EXTRACTED RECORDS:

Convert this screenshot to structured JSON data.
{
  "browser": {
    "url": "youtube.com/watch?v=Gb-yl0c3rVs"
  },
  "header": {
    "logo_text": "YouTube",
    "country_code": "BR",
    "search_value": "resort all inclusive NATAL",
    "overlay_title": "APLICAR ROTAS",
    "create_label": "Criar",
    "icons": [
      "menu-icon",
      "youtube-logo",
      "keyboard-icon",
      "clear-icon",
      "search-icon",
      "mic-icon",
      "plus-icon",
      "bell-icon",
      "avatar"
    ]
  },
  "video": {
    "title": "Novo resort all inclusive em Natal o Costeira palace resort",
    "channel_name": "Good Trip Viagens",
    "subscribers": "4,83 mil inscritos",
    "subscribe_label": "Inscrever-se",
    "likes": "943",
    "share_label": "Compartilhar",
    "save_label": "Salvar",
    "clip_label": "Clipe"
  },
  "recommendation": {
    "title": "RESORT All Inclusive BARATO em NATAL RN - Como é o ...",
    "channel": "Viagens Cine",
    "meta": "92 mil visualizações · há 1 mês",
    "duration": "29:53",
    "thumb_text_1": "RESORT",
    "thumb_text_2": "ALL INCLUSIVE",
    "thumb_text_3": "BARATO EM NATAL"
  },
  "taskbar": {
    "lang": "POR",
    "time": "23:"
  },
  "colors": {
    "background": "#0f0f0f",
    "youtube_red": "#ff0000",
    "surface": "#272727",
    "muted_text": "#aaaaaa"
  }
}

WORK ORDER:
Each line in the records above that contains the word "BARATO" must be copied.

TASK OUTPUT:
    "title": "RESORT All Inclusive BARATO em NATAL RN - Como é o ...",
    "thumb_text_3": "BARATO EM NATAL"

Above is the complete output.